[AVAILABLE DATA — start]

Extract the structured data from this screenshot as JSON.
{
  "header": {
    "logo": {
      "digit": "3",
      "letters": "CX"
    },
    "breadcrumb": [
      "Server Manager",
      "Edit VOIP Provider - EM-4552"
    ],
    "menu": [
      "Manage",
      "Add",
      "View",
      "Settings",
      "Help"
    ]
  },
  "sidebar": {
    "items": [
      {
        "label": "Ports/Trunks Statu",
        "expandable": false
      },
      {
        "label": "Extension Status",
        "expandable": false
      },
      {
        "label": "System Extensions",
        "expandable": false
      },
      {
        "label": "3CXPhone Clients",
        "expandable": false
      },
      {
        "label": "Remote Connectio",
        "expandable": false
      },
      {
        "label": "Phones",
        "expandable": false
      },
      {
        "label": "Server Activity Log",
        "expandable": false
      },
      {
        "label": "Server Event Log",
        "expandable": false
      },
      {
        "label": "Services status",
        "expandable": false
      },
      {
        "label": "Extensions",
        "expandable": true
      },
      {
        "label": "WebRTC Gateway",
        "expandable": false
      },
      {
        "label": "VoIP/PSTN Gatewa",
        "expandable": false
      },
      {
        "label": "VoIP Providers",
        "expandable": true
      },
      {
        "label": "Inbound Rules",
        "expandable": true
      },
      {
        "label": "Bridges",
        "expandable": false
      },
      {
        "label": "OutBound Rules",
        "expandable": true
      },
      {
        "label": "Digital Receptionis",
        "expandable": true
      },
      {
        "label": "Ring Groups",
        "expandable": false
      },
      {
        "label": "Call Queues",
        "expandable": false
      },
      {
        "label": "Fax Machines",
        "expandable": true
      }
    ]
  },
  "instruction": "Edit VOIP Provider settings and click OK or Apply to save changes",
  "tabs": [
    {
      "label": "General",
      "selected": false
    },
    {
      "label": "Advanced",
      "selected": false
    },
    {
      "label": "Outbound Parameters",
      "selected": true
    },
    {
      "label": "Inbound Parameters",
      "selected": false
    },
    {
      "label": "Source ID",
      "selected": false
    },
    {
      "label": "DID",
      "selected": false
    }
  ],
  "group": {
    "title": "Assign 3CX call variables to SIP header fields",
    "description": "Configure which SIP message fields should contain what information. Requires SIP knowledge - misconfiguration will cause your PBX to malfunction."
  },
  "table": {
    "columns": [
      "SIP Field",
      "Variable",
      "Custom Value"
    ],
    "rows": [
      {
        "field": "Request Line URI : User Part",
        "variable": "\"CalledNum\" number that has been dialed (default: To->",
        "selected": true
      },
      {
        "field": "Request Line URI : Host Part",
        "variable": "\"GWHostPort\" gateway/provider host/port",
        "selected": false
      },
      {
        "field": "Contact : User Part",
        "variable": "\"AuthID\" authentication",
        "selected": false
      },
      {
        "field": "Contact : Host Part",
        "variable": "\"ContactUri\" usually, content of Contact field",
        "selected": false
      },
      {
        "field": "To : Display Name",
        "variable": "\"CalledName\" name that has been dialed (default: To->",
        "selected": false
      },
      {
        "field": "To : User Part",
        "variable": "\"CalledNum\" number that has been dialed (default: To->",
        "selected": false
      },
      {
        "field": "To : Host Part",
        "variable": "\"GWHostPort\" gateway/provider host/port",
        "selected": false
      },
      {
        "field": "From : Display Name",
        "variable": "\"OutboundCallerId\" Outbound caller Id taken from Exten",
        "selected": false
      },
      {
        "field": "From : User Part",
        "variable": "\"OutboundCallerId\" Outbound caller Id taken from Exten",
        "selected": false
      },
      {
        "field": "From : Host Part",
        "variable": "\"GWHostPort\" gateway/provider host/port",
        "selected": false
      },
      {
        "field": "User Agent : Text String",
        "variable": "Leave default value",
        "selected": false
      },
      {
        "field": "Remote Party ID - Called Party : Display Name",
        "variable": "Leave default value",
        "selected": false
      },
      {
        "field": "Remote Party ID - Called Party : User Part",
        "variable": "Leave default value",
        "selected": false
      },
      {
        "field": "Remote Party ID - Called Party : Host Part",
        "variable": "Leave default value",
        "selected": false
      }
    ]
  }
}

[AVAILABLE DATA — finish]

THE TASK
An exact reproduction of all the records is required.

SOLUTION FOR THIS PROBLEM
Extract the structured data from this screenshot as JSON.
{
  "header": {
    "logo": {
      "digit": "3",
      "letters": "CX"
    },
    "breadcrumb": [
      "Server Manager",
      "Edit VOIP Provider - EM-4552"
    ],
    "menu": [
      "Manage",
      "Add",
      "View",
      "Settings",
      "Help"
    ]
  },
  "sidebar": {
    "items": [
      {
        "label": "Ports/Trunks Statu",
        "expandable": false
      },
      {
        "label": "Extension Status",
        "expandable": false
      },
      {
        "label": "System Extensions",
        "expandable": false
      },
      {
        "label": "3CXPhone Clients",
        "expandable": false
      },
      {
        "label": "Remote Connectio",
        "expandable": false
      },
      {
        "label": "Phones",
        "expandable": false
      },
      {
        "label": "Server Activity Log",
        "expandable": false
      },
      {
        "label": "Server Event Log",
        "expandable": false
      },
      {
        "label": "Services status",
        "expandable": false
      },
      {
        "label": "Extensions",
        "expandable": true
      },
      {
        "label": "WebRTC Gateway",
        "expandable": false
      },
      {
        "label": "VoIP/PSTN Gatewa",
        "expandable": false
      },
      {
        "label": "VoIP Providers",
        "expandable": true
      },
      {
        "label": "Inbound Rules",
        "expandable": true
      },
      {
        "label": "Bridges",
        "expandable": false
      },
      {
        "label": "OutBound Rules",
        "expandable": true
      },
      {
        "label": "Digital Receptionis",
        "expandable": true
      },
      {
        "label": "Ring Groups",
        "expandable": false
      },
      {
        "label": "Call Queues",
        "expandable": false
      },
      {
        "label": "Fax Machines",
        "expandable": true
      }
    ]
  },
  "instruction": "Edit VOIP Provider settings and click OK or Apply to save changes",
  "tabs": [
    {
      "label": "General",
      "selected": false
    },
    {
      "label": "Advanced",
      "selected": false
    },
    {
      "label": "Outbound Parameters",
      "selected": true
    },
    {
      "label": "Inbound Parameters",
      "selected": false
    },
    {
      "label": "Source ID",
      "selected": false
    },
    {
      "label": "DID",
      "selected": false
    }
  ],
  "group": {
    "title": "Assign 3CX call variables to SIP header fields",
    "description": "Configure which SIP message fields should contain what information. Requires SIP knowledge - misconfiguration will cause your PBX to malfunction."
  },
  "table": {
    "columns": [
      "SIP Field",
      "Variable",
      "Custom Value"
    ],
    "rows": [
      {
        "field": "Request Line URI : User Part",
        "variable": "\"CalledNum\" number that has been dialed (default: To->",
        "selected": true
      },
      {
        "field": "Request Line URI : Host Part",
        "variable": "\"GWHostPort\" gateway/provider host/port",
        "selected": false
      },
      {
        "field": "Contact : User Part",
        "variable": "\"AuthID\" authentication",
        "selected": false
      },
      {
        "field": "Contact : Host Part",
        "variable": "\"ContactUri\" usually, content of Contact field",
        "selected": false
      },
      {
        "field": "To : Display Name",
        "variable": "\"CalledName\" name that has been dialed (default: To->",
        "selected": false
      },
      {
        "field": "To : User Part",
        "variable": "\"CalledNum\" number that has been dialed (default: To->",
        "selected": false
      },
      {
        "field": "To : Host Part",
        "variable": "\"GWHostPort\" gateway/provider host/port",
        "selected": false
      },
      {
        "field": "From : Display Name",
        "variable": "\"OutboundCallerId\" Outbound caller Id taken from Exten",
        "selected": false
      },
      {
        "field": "From : User Part",
        "variable": "\"OutboundCallerId\" Outbound caller Id taken from Exten",
        "selected": false
      },
      {
        "field": "From : Host Part",
        "variable": "\"GWHostPort\" gateway/provider host/port",
        "selected": false
      },
      {
        "field": "User Agent : Text String",
        "variable": "Leave default value",
        "selected": false
      },
      {
        "field": "Remote Party ID - Called Party : Display Name",
        "variable": "Leave default value",
        "selected": false
      },
      {
        "field": "Remote Party ID - Called Party : User Part",
        "variable": "Leave default value",
        "selected": false
      },
      {
        "field": "Remote Party ID - Called Party : Host Part",
        "variable": "Leave default value",
        "selected": false
      }
    ]
  }
}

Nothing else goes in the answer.